Lee Maguire was told by a consultant that he never would drive. He has since passed his test

Lee Maguire put huge pressure on himself to achieve high points in the Leaving Certificate, even though he had the disadvantage of dyspraxia to cope with.

The allowance for his diagnosis was extra time in the exams – 10 minutes per hour and a five-minute rest break per hour.

“I was determined to go to university – my number one choice was history in Trinity,” says Maguire, who is from Monaghan.

Although he was disappointed not to get enough points for that, in hindsight he believes he would have probably dropped out. Instead he did a Bachelor of Arts International in Sociology and Irish Folklore in UCD, which included a year studying in Reykjavik, followed by a Master’s of Literature in Irish Folklore.


“Over the years I have developed coping mechanisms – reaching out to family and friends for support, but also professional organisations to help me reach my potential.”

He was “very fortunate”, he says, to have been diagnosed at the age of five, and to have educational support from then, right through third-level. So does he think now, aged 29, that he has been able to fulfil his potential?

“I am getting there. I am still seeking a permanent job and like everyone I dream of the wife and 2.4 children. I don’t think I have fully reached it, but I have definitely come a long way.”

Currently temporarily employed at Titantic Belfast, he believes in disclosing his condition to any potential employers. “As much as I try, I will never be a normal person.”

Although he believes his condition is a factor in not having a permanent job yet, he feels lack of experience doesn’t help and he wishes an employer “would take a chance with me”.

Describing himself as “socially awkward”, Maguire has become “addicted” to Toastmasters, which he joined to help develop his social skills. But he wonders how he has the confidence to address 100-200 people, yet not to chat to one person.

He can’t read the social cues to decide if somebody he is talking to in a bar is genuinely interested in him, is flirting with him or is being two-faced. “I just don’t get it.”

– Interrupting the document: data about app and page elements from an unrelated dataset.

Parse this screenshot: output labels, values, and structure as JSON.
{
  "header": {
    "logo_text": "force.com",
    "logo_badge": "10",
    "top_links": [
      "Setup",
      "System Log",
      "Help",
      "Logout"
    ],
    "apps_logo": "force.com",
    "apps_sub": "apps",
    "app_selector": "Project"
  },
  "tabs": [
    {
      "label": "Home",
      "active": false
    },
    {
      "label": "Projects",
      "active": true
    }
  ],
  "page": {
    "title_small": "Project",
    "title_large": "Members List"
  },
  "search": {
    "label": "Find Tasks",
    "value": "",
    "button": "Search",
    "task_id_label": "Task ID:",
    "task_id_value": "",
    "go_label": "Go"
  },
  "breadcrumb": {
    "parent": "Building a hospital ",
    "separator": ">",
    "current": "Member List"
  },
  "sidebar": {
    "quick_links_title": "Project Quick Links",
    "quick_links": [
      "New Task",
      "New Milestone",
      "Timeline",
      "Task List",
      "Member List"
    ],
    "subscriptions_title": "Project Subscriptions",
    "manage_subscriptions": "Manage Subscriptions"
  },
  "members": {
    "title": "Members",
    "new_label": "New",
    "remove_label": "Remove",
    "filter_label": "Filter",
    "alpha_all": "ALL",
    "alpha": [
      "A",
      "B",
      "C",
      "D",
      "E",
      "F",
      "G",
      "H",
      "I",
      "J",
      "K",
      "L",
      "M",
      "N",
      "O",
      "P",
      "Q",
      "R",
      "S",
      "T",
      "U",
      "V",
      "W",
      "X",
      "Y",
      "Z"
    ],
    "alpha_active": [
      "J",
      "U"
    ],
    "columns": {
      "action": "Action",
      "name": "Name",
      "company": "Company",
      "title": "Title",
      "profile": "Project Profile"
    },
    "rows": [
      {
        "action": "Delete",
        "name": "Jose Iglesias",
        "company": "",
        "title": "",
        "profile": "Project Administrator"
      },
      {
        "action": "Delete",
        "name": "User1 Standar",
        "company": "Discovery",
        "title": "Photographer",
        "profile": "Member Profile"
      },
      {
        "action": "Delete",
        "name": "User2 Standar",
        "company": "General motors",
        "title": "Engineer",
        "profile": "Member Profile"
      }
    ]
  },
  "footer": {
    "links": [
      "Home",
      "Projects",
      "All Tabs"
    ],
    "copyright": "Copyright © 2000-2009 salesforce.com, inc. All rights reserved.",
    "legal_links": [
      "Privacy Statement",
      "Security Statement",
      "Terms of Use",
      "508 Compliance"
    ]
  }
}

However, the personal achievements he is most proud of include an eight-month trip around the world and learning to drive – despite being told by a consultant that he never would, due to the visual nature of his dyspraxia that affects his peripheral vision

“I passed my driving test on my first attempt,” he adds.